■ **WHAT IS REQUIRED**
State the number of lines in the records beneath that hold the word "Notification", and add nothing.

■ **DATA FOR ANALYSIS**
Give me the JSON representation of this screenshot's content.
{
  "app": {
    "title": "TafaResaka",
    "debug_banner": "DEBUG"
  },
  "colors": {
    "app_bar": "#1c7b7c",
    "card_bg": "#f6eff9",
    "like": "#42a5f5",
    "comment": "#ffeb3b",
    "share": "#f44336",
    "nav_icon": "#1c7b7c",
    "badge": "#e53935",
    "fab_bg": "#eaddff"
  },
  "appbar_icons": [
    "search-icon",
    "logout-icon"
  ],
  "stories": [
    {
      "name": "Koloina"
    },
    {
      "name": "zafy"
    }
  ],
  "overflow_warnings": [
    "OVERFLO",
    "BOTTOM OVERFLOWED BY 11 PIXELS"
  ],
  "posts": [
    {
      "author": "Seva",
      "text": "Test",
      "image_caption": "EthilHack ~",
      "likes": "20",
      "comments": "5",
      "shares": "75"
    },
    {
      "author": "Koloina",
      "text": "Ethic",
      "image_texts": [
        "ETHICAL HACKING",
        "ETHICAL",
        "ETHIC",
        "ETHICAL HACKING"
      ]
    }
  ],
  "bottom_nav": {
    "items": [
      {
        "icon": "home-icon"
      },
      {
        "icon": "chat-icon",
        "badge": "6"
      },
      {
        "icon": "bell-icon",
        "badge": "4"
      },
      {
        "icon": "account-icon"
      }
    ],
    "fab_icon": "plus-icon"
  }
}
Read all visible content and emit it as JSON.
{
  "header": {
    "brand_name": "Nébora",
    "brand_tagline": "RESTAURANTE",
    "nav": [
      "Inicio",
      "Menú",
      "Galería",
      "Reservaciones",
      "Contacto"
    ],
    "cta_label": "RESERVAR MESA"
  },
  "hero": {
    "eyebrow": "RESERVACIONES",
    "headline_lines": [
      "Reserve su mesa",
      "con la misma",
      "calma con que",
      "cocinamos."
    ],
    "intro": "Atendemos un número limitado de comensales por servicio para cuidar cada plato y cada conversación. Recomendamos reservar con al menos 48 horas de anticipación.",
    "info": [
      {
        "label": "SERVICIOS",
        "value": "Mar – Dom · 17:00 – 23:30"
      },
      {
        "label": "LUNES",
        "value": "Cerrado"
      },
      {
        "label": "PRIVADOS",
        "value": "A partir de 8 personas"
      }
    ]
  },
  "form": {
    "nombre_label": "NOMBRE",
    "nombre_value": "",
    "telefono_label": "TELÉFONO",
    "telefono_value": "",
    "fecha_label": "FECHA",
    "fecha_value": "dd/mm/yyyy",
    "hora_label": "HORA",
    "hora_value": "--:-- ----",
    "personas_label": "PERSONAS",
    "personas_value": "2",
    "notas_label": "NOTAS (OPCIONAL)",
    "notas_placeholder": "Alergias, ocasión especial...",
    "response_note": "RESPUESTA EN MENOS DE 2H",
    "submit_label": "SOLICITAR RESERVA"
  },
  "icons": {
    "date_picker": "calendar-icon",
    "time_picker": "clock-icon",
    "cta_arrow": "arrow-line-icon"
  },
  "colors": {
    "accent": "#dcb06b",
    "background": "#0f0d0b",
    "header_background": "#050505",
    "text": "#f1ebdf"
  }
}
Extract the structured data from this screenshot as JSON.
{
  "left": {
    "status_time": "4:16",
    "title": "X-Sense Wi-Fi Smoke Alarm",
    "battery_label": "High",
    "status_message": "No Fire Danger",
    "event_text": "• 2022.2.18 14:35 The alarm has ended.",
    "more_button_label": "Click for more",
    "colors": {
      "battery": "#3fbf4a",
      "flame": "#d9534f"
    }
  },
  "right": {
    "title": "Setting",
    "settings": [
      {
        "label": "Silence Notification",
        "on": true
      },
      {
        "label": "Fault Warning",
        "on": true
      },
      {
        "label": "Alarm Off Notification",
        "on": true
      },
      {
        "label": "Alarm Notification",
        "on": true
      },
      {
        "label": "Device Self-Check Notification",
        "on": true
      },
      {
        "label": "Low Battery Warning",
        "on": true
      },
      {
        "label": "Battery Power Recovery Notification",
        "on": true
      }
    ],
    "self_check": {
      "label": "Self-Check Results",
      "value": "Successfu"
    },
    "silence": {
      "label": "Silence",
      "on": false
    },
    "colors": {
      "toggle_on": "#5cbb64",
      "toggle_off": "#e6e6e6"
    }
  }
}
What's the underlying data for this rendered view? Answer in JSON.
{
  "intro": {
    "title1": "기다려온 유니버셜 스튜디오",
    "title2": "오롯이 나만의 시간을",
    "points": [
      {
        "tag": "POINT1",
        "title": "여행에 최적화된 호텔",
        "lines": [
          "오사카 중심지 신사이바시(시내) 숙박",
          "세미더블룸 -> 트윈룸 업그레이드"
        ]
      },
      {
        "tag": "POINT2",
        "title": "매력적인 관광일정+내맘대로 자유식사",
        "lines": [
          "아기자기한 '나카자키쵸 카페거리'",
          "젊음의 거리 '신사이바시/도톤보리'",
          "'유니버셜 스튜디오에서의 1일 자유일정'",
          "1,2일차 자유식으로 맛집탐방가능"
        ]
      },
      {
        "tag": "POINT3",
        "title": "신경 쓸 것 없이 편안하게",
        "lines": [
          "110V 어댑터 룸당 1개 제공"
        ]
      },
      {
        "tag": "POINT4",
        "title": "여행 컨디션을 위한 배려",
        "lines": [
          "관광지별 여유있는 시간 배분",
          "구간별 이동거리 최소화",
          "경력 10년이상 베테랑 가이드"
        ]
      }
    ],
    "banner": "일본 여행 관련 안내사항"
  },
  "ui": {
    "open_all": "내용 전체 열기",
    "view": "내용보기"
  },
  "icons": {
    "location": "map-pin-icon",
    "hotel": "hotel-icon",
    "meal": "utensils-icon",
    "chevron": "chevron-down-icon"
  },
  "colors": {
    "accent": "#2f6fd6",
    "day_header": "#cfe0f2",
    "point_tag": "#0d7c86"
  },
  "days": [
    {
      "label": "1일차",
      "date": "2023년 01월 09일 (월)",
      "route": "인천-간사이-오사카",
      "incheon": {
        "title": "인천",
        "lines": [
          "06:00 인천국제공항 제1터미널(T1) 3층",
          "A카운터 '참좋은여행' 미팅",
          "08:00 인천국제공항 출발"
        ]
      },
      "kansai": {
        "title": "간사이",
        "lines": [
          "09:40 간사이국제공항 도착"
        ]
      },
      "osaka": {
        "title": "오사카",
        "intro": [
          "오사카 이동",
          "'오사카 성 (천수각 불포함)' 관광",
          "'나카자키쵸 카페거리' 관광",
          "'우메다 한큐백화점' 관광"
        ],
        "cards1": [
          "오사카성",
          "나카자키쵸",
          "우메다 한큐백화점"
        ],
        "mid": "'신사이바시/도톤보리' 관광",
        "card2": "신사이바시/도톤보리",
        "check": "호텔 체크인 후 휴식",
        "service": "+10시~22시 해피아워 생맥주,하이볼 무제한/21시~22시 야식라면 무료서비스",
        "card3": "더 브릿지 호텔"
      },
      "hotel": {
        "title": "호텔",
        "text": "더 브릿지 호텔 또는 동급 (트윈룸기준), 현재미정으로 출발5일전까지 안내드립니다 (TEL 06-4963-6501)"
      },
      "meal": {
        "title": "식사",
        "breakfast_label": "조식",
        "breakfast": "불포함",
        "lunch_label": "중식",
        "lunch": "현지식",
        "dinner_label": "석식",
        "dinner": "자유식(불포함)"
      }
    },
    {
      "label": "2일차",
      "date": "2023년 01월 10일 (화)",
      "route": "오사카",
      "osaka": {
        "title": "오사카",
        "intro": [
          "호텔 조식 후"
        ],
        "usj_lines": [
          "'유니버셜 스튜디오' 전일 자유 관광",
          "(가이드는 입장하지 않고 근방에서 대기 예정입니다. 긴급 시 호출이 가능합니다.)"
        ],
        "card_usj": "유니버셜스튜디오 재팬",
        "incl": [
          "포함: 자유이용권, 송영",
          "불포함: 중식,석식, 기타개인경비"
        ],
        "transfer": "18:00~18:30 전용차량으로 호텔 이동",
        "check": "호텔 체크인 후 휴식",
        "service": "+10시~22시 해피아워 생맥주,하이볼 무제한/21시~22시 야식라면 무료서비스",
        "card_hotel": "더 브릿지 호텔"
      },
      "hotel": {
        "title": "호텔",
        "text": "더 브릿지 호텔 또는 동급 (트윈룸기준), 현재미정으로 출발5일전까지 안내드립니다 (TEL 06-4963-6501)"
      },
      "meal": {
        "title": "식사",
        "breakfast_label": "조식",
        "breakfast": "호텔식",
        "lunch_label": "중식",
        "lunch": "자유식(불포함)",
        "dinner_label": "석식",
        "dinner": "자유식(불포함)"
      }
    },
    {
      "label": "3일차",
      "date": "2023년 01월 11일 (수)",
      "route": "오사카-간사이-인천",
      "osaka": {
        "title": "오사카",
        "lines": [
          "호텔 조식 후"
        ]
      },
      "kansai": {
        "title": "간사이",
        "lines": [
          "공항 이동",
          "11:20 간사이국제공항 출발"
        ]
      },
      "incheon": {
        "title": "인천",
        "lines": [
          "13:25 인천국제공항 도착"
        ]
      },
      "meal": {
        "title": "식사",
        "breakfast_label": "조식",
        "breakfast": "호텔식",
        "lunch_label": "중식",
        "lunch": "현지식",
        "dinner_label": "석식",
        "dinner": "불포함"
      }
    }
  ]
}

■ **ANSWER SECTION**
5